When does stress cause illness?
24 December 2010
Both humans and animals have different reactions to stress. Ongoing exposure to stress causes some individuals to show symptoms of disease, while others are resilient and do not become ill. For a long time, the reasons behind these different reactions have been unclear.
Researchers use the labyrinth test to gauge the anxiety of a mouse. CREDIT: Max Planck Institute of Psychiatry
Now, scientists working with mice at the Max Planck Institute of Psychiatry have identified the molecular composition of the AMPA receptor, a common binding site in the central nervous system, as a possible cause of the differences.
The neurotransmitter glutamate, which is responsible for the mediation of nerve impulses, binds to this receptor. In future, this discovery may help to predict individual risk for stress-related diseases. (Journal of Neuroscience, Advance online publication, December 15, 2010)

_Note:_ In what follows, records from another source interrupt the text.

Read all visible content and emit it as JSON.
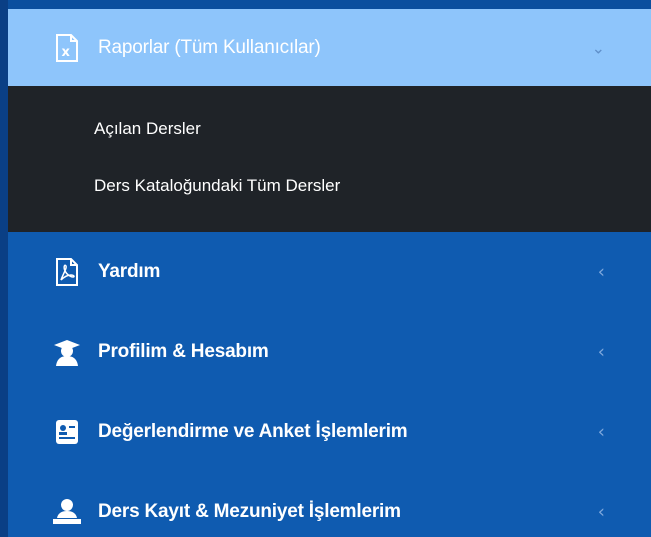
{
  "menu": {
    "items": [
      {
        "label": "Raporlar (Tüm Kullanıcılar)",
        "icon": "excel-file-icon",
        "expanded": true
      },
      {
        "label": "Yardım",
        "icon": "pdf-file-icon",
        "expanded": false
      },
      {
        "label": "Profilim & Hesabım",
        "icon": "graduate-user-icon",
        "expanded": false
      },
      {
        "label": "Değerlendirme ve Anket İşlemlerim",
        "icon": "id-card-icon",
        "expanded": false
      },
      {
        "label": "Ders Kayıt & Mezuniyet İşlemlerim",
        "icon": "user-desk-icon",
        "expanded": false
      }
    ],
    "submenu": [
      {
        "label": "Açılan Dersler"
      },
      {
        "label": "Ders Kataloğundaki Tüm Dersler"
      }
    ],
    "chevron_expanded": "⌄",
    "chevron_collapsed": "‹"
  },
  "colors": {
    "sidebar_bg": "#0f5bb0",
    "active_bg": "#8ec5fb",
    "submenu_bg": "#1f2328",
    "text": "#ffffff"
  }
}
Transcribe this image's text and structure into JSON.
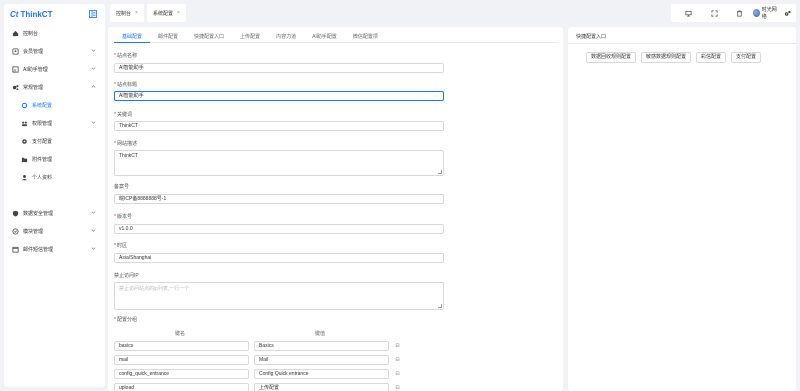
{
  "app": {
    "logo_mark": "Ct",
    "logo_text": "ThinkCT"
  },
  "sidebar": {
    "items": [
      {
        "label": "控制台",
        "icon": "home-icon"
      },
      {
        "label": "会员管理",
        "icon": "users-icon"
      },
      {
        "label": "AI助手管理",
        "icon": "robot-icon"
      },
      {
        "label": "常规管理",
        "icon": "cogs-icon"
      },
      {
        "label": "系统配置",
        "icon": "dot-icon"
      },
      {
        "label": "权限管理",
        "icon": "group-icon"
      },
      {
        "label": "支付配置",
        "icon": "gear-icon"
      },
      {
        "label": "附件管理",
        "icon": "folder-icon"
      },
      {
        "label": "个人资料",
        "icon": "user-icon"
      },
      {
        "label": "数据安全管理",
        "icon": "shield-icon"
      },
      {
        "label": "模块管理",
        "icon": "module-icon"
      },
      {
        "label": "邮件短信管理",
        "icon": "calendar-icon"
      }
    ]
  },
  "topbar": {
    "tabs": [
      {
        "label": "控制台"
      },
      {
        "label": "系统配置"
      }
    ],
    "user_name": "时光网络"
  },
  "form": {
    "tabs": [
      "基础配置",
      "邮件配置",
      "快捷配置入口",
      "上传配置",
      "内容力道",
      "AI助手配置",
      "微信配置项"
    ],
    "fields": {
      "site_name": {
        "label": "站点名称",
        "value": "AI智能助手"
      },
      "site_title": {
        "label": "站点标题",
        "value": "AI智能助手"
      },
      "keywords": {
        "label": "关键词",
        "value": "ThinkCT"
      },
      "description": {
        "label": "网站描述",
        "value": "ThinkCT"
      },
      "record_no": {
        "label": "备案号",
        "value": "皖ICP备8888888号-1"
      },
      "version": {
        "label": "版本号",
        "value": "v1.0.0"
      },
      "timezone": {
        "label": "时区",
        "value": "Asia/Shanghai"
      },
      "no_access_ip": {
        "label": "禁止访问IP",
        "placeholder": "禁止访问站点的ip列表,一行一个"
      },
      "config_group": {
        "label": "配置分组"
      }
    },
    "kv_headers": {
      "key": "键名",
      "value": "键值"
    },
    "kv_rows": [
      {
        "key": "basics",
        "value": "Basics"
      },
      {
        "key": "mail",
        "value": "Mail"
      },
      {
        "key": "config_quick_entrance",
        "value": "Config Quick entrance"
      },
      {
        "key": "upload",
        "value": "上传配置"
      }
    ]
  },
  "quick_entry": {
    "title": "快捷配置入口",
    "buttons": [
      "数据回收规则配置",
      "敏感数据规则配置",
      "彩信配置",
      "支付配置"
    ]
  },
  "colors": {
    "accent": "#1677ff",
    "background": "#f0f2f5"
  }
}
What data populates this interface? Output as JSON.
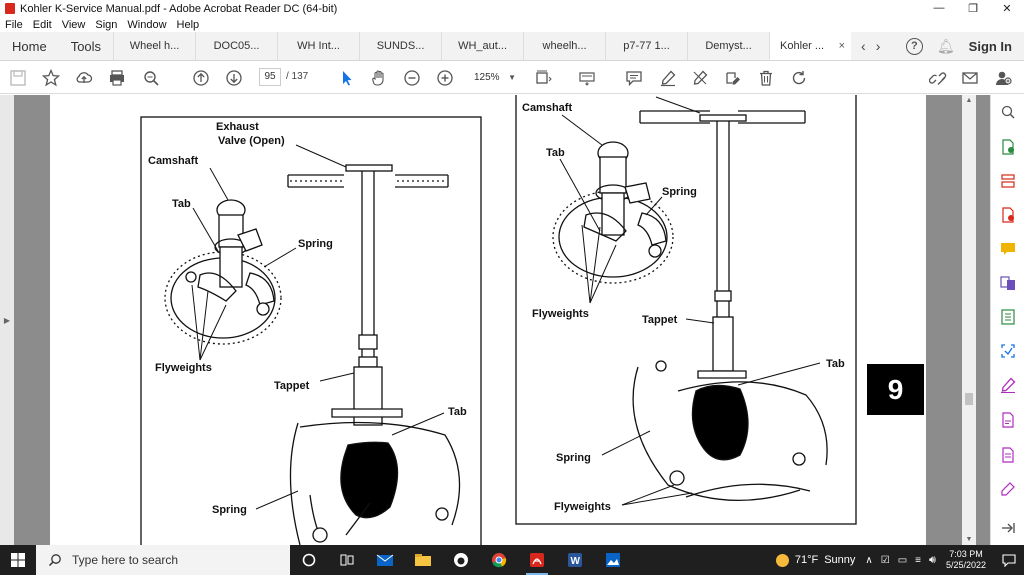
{
  "window": {
    "title": "Kohler K-Service Manual.pdf - Adobe Acrobat Reader DC (64-bit)",
    "controls": [
      "—",
      "❐",
      "✕"
    ]
  },
  "menu": [
    "File",
    "Edit",
    "View",
    "Sign",
    "Window",
    "Help"
  ],
  "tabs": {
    "home": "Home",
    "tools": "Tools",
    "docs": [
      "Wheel h...",
      "DOC05...",
      "WH Int...",
      "SUNDS...",
      "WH_aut...",
      "wheelh...",
      "p7-77 1...",
      "Demyst...",
      "Kohler ..."
    ],
    "active_index": 8,
    "close": "×",
    "help": "?",
    "signin": "Sign In"
  },
  "toolbar": {
    "page_current": "95",
    "page_total": "/  137",
    "zoom": "125%"
  },
  "document": {
    "left_figure": {
      "labels": [
        "Exhaust",
        "Valve (Open)",
        "Camshaft",
        "Tab",
        "Spring",
        "Flyweights",
        "Tappet",
        "Tab",
        "Spring"
      ]
    },
    "right_figure": {
      "labels": [
        "Camshaft",
        "Tab",
        "Spring",
        "Flyweights",
        "Tappet",
        "Tab",
        "Spring",
        "Flyweights"
      ]
    },
    "section_number": "9"
  },
  "taskbar": {
    "search_placeholder": "Type here to search",
    "weather_temp": "71°F",
    "weather_text": "Sunny",
    "time": "7:03 PM",
    "date": "5/25/2022"
  },
  "colors": {
    "acrobat_red": "#d8271c",
    "taskbar": "#1f1f1f",
    "doc_bg": "#8c8c8c"
  }
}
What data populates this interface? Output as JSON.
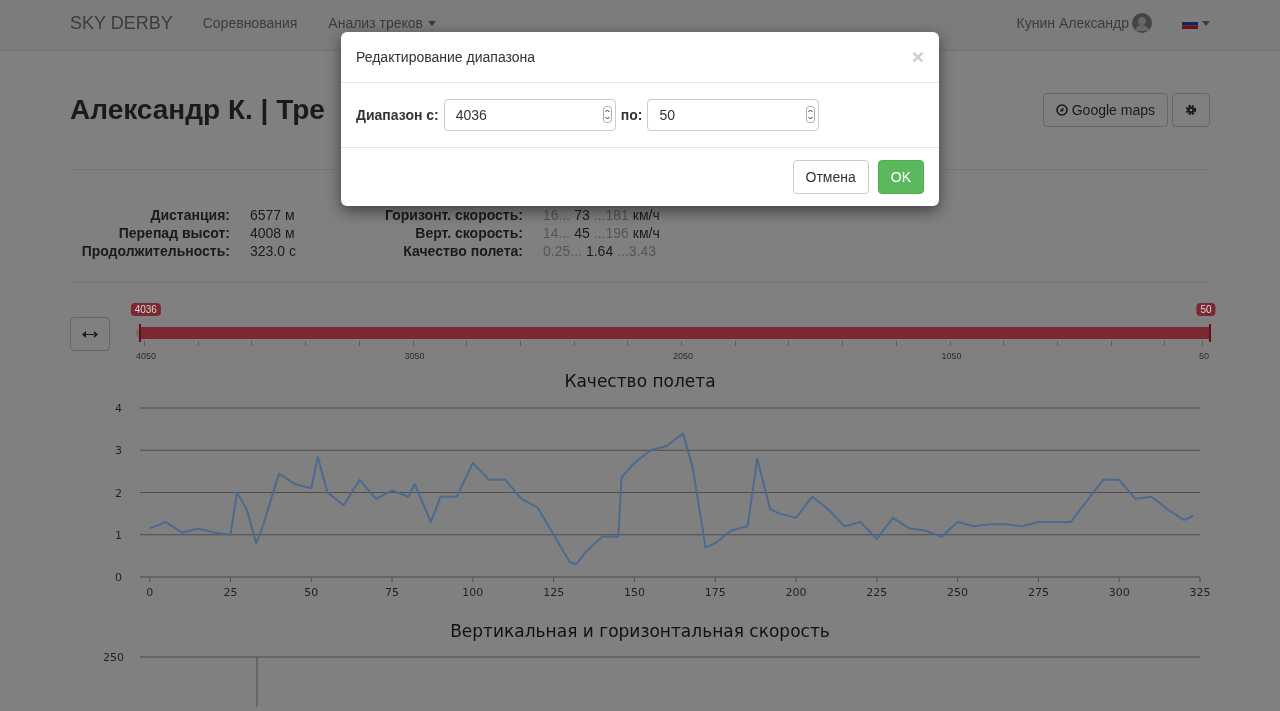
{
  "navbar": {
    "brand": "SKY DERBY",
    "links": [
      {
        "label": "Соревнования",
        "dropdown": false
      },
      {
        "label": "Анализ треков",
        "dropdown": true
      }
    ],
    "user": "Кунин Александр"
  },
  "page": {
    "title": "Александр К. | Тре",
    "buttons": [
      {
        "kind": "maps",
        "label": "Google maps"
      },
      {
        "kind": "settings"
      }
    ]
  },
  "stats_left": [
    {
      "label": "Дистанция:",
      "value": "6577 м"
    },
    {
      "label": "Перепад высот:",
      "value": "4008 м"
    },
    {
      "label": "Продолжительность:",
      "value": "323.0 с"
    }
  ],
  "stats_right": [
    {
      "label": "Горизонт. скорость:",
      "min": "16...",
      "value": "73",
      "max": "...181",
      "unit": "км/ч"
    },
    {
      "label": "Верт. скорость:",
      "min": "14...",
      "value": "45",
      "max": "...196",
      "unit": "км/ч"
    },
    {
      "label": "Качество полета:",
      "min": "0.25...",
      "value": "1.64",
      "max": "...3.43"
    }
  ],
  "range_slider": {
    "handles": [
      {
        "label": "4036",
        "level": 0.0035
      },
      {
        "label": "50",
        "level": 1
      }
    ],
    "ticks": [
      "4050",
      "3050",
      "2050",
      "1050",
      "50"
    ]
  },
  "quality_chart": {
    "chart_data": {
      "type": "line",
      "title": "Качество полета",
      "x": [
        0,
        5,
        10,
        15,
        20,
        25,
        27,
        30,
        33,
        35,
        40,
        45,
        50,
        52,
        55,
        60,
        65,
        70,
        75,
        80,
        82,
        87,
        90,
        95,
        100,
        105,
        110,
        115,
        120,
        125,
        130,
        132,
        135,
        140,
        145,
        146,
        150,
        155,
        160,
        165,
        168,
        172,
        175,
        180,
        185,
        188,
        192,
        195,
        200,
        205,
        210,
        215,
        220,
        225,
        230,
        235,
        240,
        245,
        250,
        255,
        260,
        265,
        270,
        275,
        280,
        285,
        290,
        295,
        300,
        305,
        310,
        315,
        320,
        323
      ],
      "series": [
        {
          "color": "#4a6b8f",
          "values": [
            1.15,
            1.3,
            1.05,
            1.15,
            1.05,
            1.0,
            2.0,
            1.6,
            0.8,
            1.2,
            2.45,
            2.2,
            2.1,
            2.85,
            2.0,
            1.7,
            2.3,
            1.85,
            2.05,
            1.9,
            2.2,
            1.3,
            1.9,
            1.9,
            2.7,
            2.3,
            2.3,
            1.85,
            1.65,
            1.0,
            0.35,
            0.3,
            0.6,
            0.95,
            0.95,
            2.35,
            2.7,
            3.0,
            3.1,
            3.4,
            2.6,
            0.7,
            0.8,
            1.1,
            1.2,
            2.8,
            1.6,
            1.5,
            1.4,
            1.9,
            1.6,
            1.2,
            1.3,
            0.9,
            1.4,
            1.15,
            1.1,
            0.95,
            1.3,
            1.2,
            1.25,
            1.25,
            1.2,
            1.3,
            1.3,
            1.3,
            1.8,
            2.3,
            2.3,
            1.85,
            1.9,
            1.6,
            1.35,
            1.45
          ]
        }
      ],
      "grid": true,
      "xlim": [
        -3,
        325
      ],
      "ylim": [
        0,
        4
      ],
      "xticks": [
        0,
        25,
        50,
        75,
        100,
        125,
        150,
        175,
        200,
        225,
        250,
        275,
        300,
        325
      ],
      "yticks": [
        0,
        1,
        2,
        3,
        4
      ]
    }
  },
  "speed_chart": {
    "title": "Вертикальная и горизонтальная скорость",
    "y_tick": "250"
  },
  "modal": {
    "title": "Редактирование диапазона",
    "close": "×",
    "from_label": "Диапазон с:",
    "from_value": "4036",
    "to_label": "по:",
    "to_value": "50",
    "buttons": [
      {
        "kind": "default",
        "label": "Отмена"
      },
      {
        "kind": "success",
        "label": "OK"
      }
    ]
  }
}
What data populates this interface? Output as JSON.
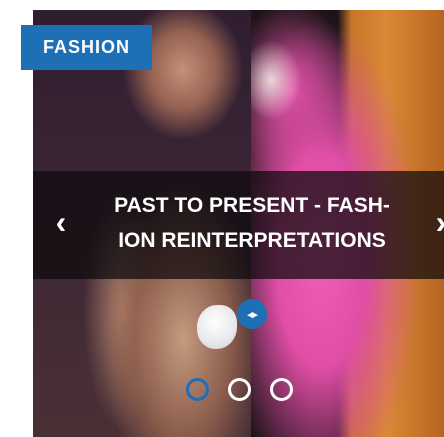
{
  "category": {
    "label": "FASHION"
  },
  "slide": {
    "title": "PAST TO PRESENT - FASH-ION REINTERPRETATIONS"
  },
  "navigation": {
    "prev_icon": "chevron-left-icon",
    "next_icon": "chevron-right-icon",
    "prev_glyph": "‹",
    "next_glyph": "›"
  },
  "compare_handle": {
    "icon": "left-right-arrows-icon",
    "glyph": "◂▸"
  },
  "pagination": {
    "count": 3,
    "active_index": 0
  },
  "colors": {
    "accent": "#1d70b6",
    "caption_overlay": "rgba(12,10,12,0.72)",
    "text": "#ffffff"
  }
}
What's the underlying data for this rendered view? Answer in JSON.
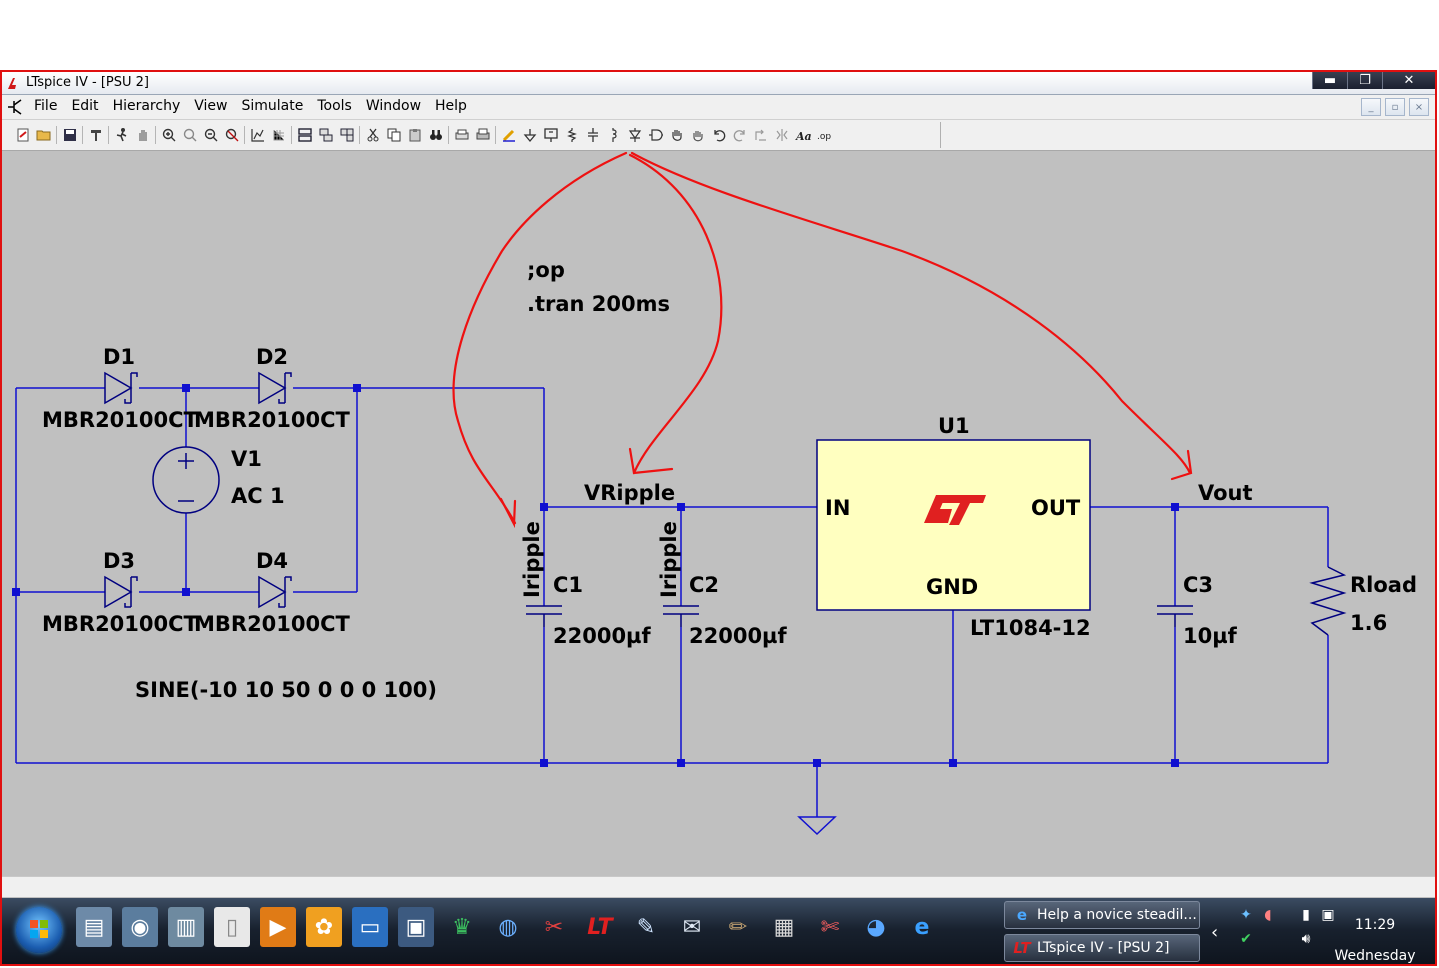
{
  "window": {
    "title": "LTspice IV - [PSU 2]",
    "controls": {
      "minimize": "▬",
      "maximize": "❐",
      "close": "✕"
    }
  },
  "menu": {
    "items": [
      "File",
      "Edit",
      "Hierarchy",
      "View",
      "Simulate",
      "Tools",
      "Window",
      "Help"
    ],
    "mdi_controls": {
      "minimize": "_",
      "restore": "▫",
      "close": "×"
    }
  },
  "schematic": {
    "directives": [
      ";op",
      ".tran 200ms"
    ],
    "components": {
      "d1": {
        "ref": "D1",
        "value": "MBR20100CT"
      },
      "d2": {
        "ref": "D2",
        "value": "MBR20100CT"
      },
      "d3": {
        "ref": "D3",
        "value": "MBR20100CT"
      },
      "d4": {
        "ref": "D4",
        "value": "MBR20100CT"
      },
      "v1": {
        "ref": "V1",
        "value": "AC 1",
        "spec": "SINE(-10 10 50 0 0 0 100)"
      },
      "c1": {
        "ref": "C1",
        "value": "22000µf"
      },
      "c2": {
        "ref": "C2",
        "value": "22000µf"
      },
      "c3": {
        "ref": "C3",
        "value": "10µf"
      },
      "u1": {
        "ref": "U1",
        "part": "LT1084-12",
        "pin_in": "IN",
        "pin_out": "OUT",
        "pin_gnd": "GND"
      },
      "rload": {
        "ref": "Rload",
        "value": "1.6"
      }
    },
    "net_labels": {
      "vripple": "VRipple",
      "vout": "Vout"
    },
    "current_labels": {
      "c1": "Iripple",
      "c2": "Iripple"
    },
    "colors": {
      "wire": "#1010d0",
      "component": "#000080",
      "background": "#c0c0c0",
      "regulator_fill": "#ffffc0",
      "annotation": "#ee1111",
      "logo": "#e02020"
    }
  },
  "taskbar": {
    "tasks": [
      {
        "icon": "e",
        "label": "Help a novice steadil..."
      },
      {
        "icon": "LT",
        "label": "LTspice IV - [PSU 2]"
      }
    ],
    "clock": {
      "time": "11:29",
      "day": "Wednesday"
    }
  }
}
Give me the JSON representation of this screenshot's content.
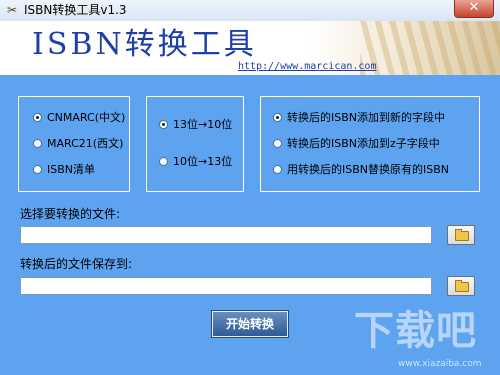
{
  "window": {
    "title": "ISBN转换工具v1.3",
    "close_glyph": "✕",
    "app_icon": "tools-icon"
  },
  "banner": {
    "title": "ISBN转换工具",
    "link": "http://www.marcican.com"
  },
  "format_group": {
    "options": [
      {
        "label": "CNMARC(中文)",
        "checked": true
      },
      {
        "label": "MARC21(西文)",
        "checked": false
      },
      {
        "label": "ISBN清单",
        "checked": false
      }
    ]
  },
  "direction_group": {
    "options": [
      {
        "label": "13位→10位",
        "checked": true
      },
      {
        "label": "10位→13位",
        "checked": false
      }
    ]
  },
  "mode_group": {
    "options": [
      {
        "label": "转换后的ISBN添加到新的字段中",
        "checked": true
      },
      {
        "label": "转换后的ISBN添加到z子字段中",
        "checked": false
      },
      {
        "label": "用转换后的ISBN替换原有的ISBN",
        "checked": false
      }
    ]
  },
  "input_file": {
    "label": "选择要转换的文件:",
    "value": ""
  },
  "output_file": {
    "label": "转换后的文件保存到:",
    "value": ""
  },
  "start_button": "开始转换",
  "watermark": {
    "text": "下载吧",
    "url": "www.xiazaiba.com"
  }
}
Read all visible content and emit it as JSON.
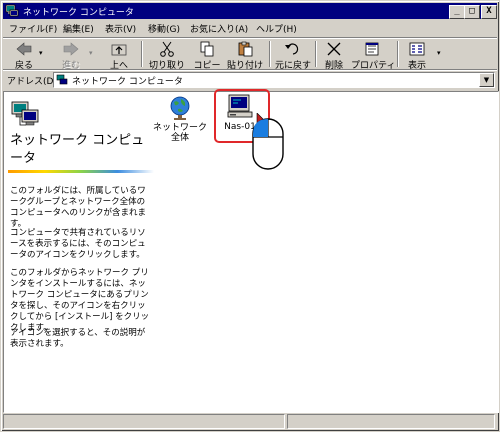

Everyone reacts differently to stress: While ongoing strain or even a one-off, highly stressful situation, for example a traumatic experience, may give rise to a psychiatric illness such as depression or post-traumatic stress disorder in some individuals, others remain healthy.
In all this, resilience to stress is largely determined by an individual's biological make-up. However, the molecular mechanisms involved have been largely unknown to date.